_Exercise aim_
Without dropping or altering a single word, give the listing again.
____________
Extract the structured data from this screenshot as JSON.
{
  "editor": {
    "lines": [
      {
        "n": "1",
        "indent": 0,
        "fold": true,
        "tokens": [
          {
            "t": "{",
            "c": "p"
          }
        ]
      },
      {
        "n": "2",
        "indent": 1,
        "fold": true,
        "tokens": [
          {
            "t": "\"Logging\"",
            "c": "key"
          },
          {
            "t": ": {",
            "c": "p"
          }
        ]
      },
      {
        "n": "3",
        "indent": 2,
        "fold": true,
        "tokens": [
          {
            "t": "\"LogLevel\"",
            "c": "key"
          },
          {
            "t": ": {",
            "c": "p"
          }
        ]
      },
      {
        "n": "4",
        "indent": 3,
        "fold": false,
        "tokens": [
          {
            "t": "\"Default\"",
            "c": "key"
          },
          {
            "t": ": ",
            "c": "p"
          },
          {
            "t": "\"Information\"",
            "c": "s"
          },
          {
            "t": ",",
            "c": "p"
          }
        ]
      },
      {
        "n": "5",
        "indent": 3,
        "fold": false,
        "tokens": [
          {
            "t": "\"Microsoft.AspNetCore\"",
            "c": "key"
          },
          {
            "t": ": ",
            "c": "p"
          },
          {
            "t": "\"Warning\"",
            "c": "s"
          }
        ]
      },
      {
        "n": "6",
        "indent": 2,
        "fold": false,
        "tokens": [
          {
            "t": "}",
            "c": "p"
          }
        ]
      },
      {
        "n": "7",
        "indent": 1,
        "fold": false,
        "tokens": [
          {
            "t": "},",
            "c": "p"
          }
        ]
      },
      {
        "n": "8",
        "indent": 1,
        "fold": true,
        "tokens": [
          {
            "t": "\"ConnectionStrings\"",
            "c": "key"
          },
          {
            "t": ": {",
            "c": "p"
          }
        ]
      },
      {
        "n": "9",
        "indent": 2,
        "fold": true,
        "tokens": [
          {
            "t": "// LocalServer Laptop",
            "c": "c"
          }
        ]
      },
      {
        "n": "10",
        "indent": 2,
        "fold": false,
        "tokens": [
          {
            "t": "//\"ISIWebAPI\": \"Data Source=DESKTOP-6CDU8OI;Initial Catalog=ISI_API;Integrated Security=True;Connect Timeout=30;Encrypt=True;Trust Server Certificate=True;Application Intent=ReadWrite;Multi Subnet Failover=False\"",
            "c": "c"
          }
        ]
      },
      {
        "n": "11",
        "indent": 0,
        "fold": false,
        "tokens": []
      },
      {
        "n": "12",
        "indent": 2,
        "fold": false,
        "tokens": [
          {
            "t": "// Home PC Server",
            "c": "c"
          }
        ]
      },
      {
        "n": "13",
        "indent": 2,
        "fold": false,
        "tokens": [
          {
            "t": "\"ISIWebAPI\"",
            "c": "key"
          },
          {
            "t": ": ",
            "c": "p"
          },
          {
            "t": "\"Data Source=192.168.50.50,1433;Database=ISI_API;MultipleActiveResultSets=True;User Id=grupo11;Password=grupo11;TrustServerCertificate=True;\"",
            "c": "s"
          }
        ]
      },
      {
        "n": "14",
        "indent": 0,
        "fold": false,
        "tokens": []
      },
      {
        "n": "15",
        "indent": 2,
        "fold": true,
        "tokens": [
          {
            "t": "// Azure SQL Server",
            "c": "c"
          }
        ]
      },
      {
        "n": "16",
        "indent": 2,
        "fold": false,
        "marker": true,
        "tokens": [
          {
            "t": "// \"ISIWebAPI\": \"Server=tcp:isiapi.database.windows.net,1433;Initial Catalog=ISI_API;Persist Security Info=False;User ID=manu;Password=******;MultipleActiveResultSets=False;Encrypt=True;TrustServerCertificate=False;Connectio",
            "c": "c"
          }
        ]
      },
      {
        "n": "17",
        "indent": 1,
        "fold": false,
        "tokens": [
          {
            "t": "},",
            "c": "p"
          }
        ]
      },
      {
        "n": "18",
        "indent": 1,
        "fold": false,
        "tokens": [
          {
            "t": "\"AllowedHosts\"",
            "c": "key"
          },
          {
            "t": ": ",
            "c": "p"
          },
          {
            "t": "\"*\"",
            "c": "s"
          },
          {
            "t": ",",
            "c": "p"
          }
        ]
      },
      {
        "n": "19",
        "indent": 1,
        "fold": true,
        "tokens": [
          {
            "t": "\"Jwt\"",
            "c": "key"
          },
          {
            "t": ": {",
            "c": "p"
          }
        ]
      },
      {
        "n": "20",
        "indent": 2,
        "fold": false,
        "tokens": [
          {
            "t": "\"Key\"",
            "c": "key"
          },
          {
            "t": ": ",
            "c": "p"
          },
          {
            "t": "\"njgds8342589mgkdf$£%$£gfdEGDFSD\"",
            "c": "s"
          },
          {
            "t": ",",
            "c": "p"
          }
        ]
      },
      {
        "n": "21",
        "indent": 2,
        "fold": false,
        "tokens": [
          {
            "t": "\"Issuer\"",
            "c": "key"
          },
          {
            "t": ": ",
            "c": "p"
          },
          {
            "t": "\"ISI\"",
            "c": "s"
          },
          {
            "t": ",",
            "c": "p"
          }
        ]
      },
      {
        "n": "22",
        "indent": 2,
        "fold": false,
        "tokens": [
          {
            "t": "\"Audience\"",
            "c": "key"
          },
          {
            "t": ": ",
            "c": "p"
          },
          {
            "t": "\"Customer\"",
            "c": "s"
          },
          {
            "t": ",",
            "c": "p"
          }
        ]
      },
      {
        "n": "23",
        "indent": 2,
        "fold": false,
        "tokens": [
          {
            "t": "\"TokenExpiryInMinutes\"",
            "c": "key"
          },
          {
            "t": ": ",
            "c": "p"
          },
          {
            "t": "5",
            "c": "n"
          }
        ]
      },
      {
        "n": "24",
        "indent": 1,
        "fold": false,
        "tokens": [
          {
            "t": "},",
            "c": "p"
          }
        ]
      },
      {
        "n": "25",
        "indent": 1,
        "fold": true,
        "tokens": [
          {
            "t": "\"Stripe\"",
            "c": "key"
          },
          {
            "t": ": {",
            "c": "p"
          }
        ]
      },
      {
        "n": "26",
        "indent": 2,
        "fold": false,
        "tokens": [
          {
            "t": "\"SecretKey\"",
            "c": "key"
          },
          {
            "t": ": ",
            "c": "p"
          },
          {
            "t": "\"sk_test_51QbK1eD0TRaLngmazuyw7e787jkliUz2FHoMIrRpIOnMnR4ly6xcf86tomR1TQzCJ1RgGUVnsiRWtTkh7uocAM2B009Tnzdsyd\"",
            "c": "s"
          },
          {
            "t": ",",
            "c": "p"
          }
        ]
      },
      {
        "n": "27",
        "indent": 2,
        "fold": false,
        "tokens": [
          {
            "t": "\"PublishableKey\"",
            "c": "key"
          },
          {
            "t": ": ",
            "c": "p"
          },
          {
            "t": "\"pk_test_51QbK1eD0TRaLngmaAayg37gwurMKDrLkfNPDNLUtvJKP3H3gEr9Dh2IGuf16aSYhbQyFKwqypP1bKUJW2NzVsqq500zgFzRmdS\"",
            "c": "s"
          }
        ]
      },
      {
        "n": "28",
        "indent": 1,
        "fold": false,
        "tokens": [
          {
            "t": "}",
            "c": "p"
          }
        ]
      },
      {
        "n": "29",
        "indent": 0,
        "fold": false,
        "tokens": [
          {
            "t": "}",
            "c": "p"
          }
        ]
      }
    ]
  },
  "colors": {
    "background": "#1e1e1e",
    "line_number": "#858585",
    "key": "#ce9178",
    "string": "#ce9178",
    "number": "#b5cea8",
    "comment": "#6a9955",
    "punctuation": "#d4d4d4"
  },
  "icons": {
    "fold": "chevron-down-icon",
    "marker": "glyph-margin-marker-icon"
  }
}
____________
_Written answer_
Extract the structured data from this screenshot as JSON.
{
  "editor": {
    "lines": [
      {
        "n": "1",
        "indent": 0,
        "fold": true,
        "tokens": [
          {
            "t": "{",
            "c": "p"
          }
        ]
      },
      {
        "n": "2",
        "indent": 1,
        "fold": true,
        "tokens": [
          {
            "t": "\"Logging\"",
            "c": "key"
          },
          {
            "t": ": {",
            "c": "p"
          }
        ]
      },
      {
        "n": "3",
        "indent": 2,
        "fold": true,
        "tokens": [
          {
            "t": "\"LogLevel\"",
            "c": "key"
          },
          {
            "t": ": {",
            "c": "p"
          }
        ]
      },
      {
        "n": "4",
        "indent": 3,
        "fold": false,
        "tokens": [
          {
            "t": "\"Default\"",
            "c": "key"
          },
          {
            "t": ": ",
            "c": "p"
          },
          {
            "t": "\"Information\"",
            "c": "s"
          },
          {
            "t": ",",
            "c": "p"
          }
        ]
      },
      {
        "n": "5",
        "indent": 3,
        "fold": false,
        "tokens": [
          {
            "t": "\"Microsoft.AspNetCore\"",
            "c": "key"
          },
          {
            "t": ": ",
            "c": "p"
          },
          {
            "t": "\"Warning\"",
            "c": "s"
          }
        ]
      },
      {
        "n": "6",
        "indent": 2,
        "fold": false,
        "tokens": [
          {
            "t": "}",
            "c": "p"
          }
        ]
      },
      {
        "n": "7",
        "indent": 1,
        "fold": false,
        "tokens": [
          {
            "t": "},",
            "c": "p"
          }
        ]
      },
      {
        "n": "8",
        "indent": 1,
        "fold": true,
        "tokens": [
          {
            "t": "\"ConnectionStrings\"",
            "c": "key"
          },
          {
            "t": ": {",
            "c": "p"
          }
        ]
      },
      {
        "n": "9",
        "indent": 2,
        "fold": true,
        "tokens": [
          {
            "t": "// LocalServer Laptop",
            "c": "c"
          }
        ]
      },
      {
        "n": "10",
        "indent": 2,
        "fold": false,
        "tokens": [
          {
            "t": "//\"ISIWebAPI\": \"Data Source=DESKTOP-6CDU8OI;Initial Catalog=ISI_API;Integrated Security=True;Connect Timeout=30;Encrypt=True;Trust Server Certificate=True;Application Intent=ReadWrite;Multi Subnet Failover=False\"",
            "c": "c"
          }
        ]
      },
      {
        "n": "11",
        "indent": 0,
        "fold": false,
        "tokens": []
      },
      {
        "n": "12",
        "indent": 2,
        "fold": false,
        "tokens": [
          {
            "t": "// Home PC Server",
            "c": "c"
          }
        ]
      },
      {
        "n": "13",
        "indent": 2,
        "fold": false,
        "tokens": [
          {
            "t": "\"ISIWebAPI\"",
            "c": "key"
          },
          {
            "t": ": ",
            "c": "p"
          },
          {
            "t": "\"Data Source=192.168.50.50,1433;Database=ISI_API;MultipleActiveResultSets=True;User Id=grupo11;Password=grupo11;TrustServerCertificate=True;\"",
            "c": "s"
          }
        ]
      },
      {
        "n": "14",
        "indent": 0,
        "fold": false,
        "tokens": []
      },
      {
        "n": "15",
        "indent": 2,
        "fold": true,
        "tokens": [
          {
            "t": "// Azure SQL Server",
            "c": "c"
          }
        ]
      },
      {
        "n": "16",
        "indent": 2,
        "fold": false,
        "marker": true,
        "tokens": [
          {
            "t": "// \"ISIWebAPI\": \"Server=tcp:isiapi.database.windows.net,1433;Initial Catalog=ISI_API;Persist Security Info=False;User ID=manu;Password=******;MultipleActiveResultSets=False;Encrypt=True;TrustServerCertificate=False;Connectio",
            "c": "c"
          }
        ]
      },
      {
        "n": "17",
        "indent": 1,
        "fold": false,
        "tokens": [
          {
            "t": "},",
            "c": "p"
          }
        ]
      },
      {
        "n": "18",
        "indent": 1,
        "fold": false,
        "tokens": [
          {
            "t": "\"AllowedHosts\"",
            "c": "key"
          },
          {
            "t": ": ",
            "c": "p"
          },
          {
            "t": "\"*\"",
            "c": "s"
          },
          {
            "t": ",",
            "c": "p"
          }
        ]
      },
      {
        "n": "19",
        "indent": 1,
        "fold": true,
        "tokens": [
          {
            "t": "\"Jwt\"",
            "c": "key"
          },
          {
            "t": ": {",
            "c": "p"
          }
        ]
      },
      {
        "n": "20",
        "indent": 2,
        "fold": false,
        "tokens": [
          {
            "t": "\"Key\"",
            "c": "key"
          },
          {
            "t": ": ",
            "c": "p"
          },
          {
            "t": "\"njgds8342589mgkdf$£%$£gfdEGDFSD\"",
            "c": "s"
          },
          {
            "t": ",",
            "c": "p"
          }
        ]
      },
      {
        "n": "21",
        "indent": 2,
        "fold": false,
        "tokens": [
          {
            "t": "\"Issuer\"",
            "c": "key"
          },
          {
            "t": ": ",
            "c": "p"
          },
          {
            "t": "\"ISI\"",
            "c": "s"
          },
          {
            "t": ",",
            "c": "p"
          }
        ]
      },
      {
        "n": "22",
        "indent": 2,
        "fold": false,
        "tokens": [
          {
            "t": "\"Audience\"",
            "c": "key"
          },
          {
            "t": ": ",
            "c": "p"
          },
          {
            "t": "\"Customer\"",
            "c": "s"
          },
          {
            "t": ",",
            "c": "p"
          }
        ]
      },
      {
        "n": "23",
        "indent": 2,
        "fold": false,
        "tokens": [
          {
            "t": "\"TokenExpiryInMinutes\"",
            "c": "key"
          },
          {
            "t": ": ",
            "c": "p"
          },
          {
            "t": "5",
            "c": "n"
          }
        ]
      },
      {
        "n": "24",
        "indent": 1,
        "fold": false,
        "tokens": [
          {
            "t": "},",
            "c": "p"
          }
        ]
      },
      {
        "n": "25",
        "indent": 1,
        "fold": true,
        "tokens": [
          {
            "t": "\"Stripe\"",
            "c": "key"
          },
          {
            "t": ": {",
            "c": "p"
          }
        ]
      },
      {
        "n": "26",
        "indent": 2,
        "fold": false,
        "tokens": [
          {
            "t": "\"SecretKey\"",
            "c": "key"
          },
          {
            "t": ": ",
            "c": "p"
          },
          {
            "t": "\"sk_test_51QbK1eD0TRaLngmazuyw7e787jkliUz2FHoMIrRpIOnMnR4ly6xcf86tomR1TQzCJ1RgGUVnsiRWtTkh7uocAM2B009Tnzdsyd\"",
            "c": "s"
          },
          {
            "t": ",",
            "c": "p"
          }
        ]
      },
      {
        "n": "27",
        "indent": 2,
        "fold": false,
        "tokens": [
          {
            "t": "\"PublishableKey\"",
            "c": "key"
          },
          {
            "t": ": ",
            "c": "p"
          },
          {
            "t": "\"pk_test_51QbK1eD0TRaLngmaAayg37gwurMKDrLkfNPDNLUtvJKP3H3gEr9Dh2IGuf16aSYhbQyFKwqypP1bKUJW2NzVsqq500zgFzRmdS\"",
            "c": "s"
          }
        ]
      },
      {
        "n": "28",
        "indent": 1,
        "fold": false,
        "tokens": [
          {
            "t": "}",
            "c": "p"
          }
        ]
      },
      {
        "n": "29",
        "indent": 0,
        "fold": false,
        "tokens": [
          {
            "t": "}",
            "c": "p"
          }
        ]
      }
    ]
  },
  "colors": {
    "background": "#1e1e1e",
    "line_number": "#858585",
    "key": "#ce9178",
    "string": "#ce9178",
    "number": "#b5cea8",
    "comment": "#6a9955",
    "punctuation": "#d4d4d4"
  },
  "icons": {
    "fold": "chevron-down-icon",
    "marker": "glyph-margin-marker-icon"
  }
}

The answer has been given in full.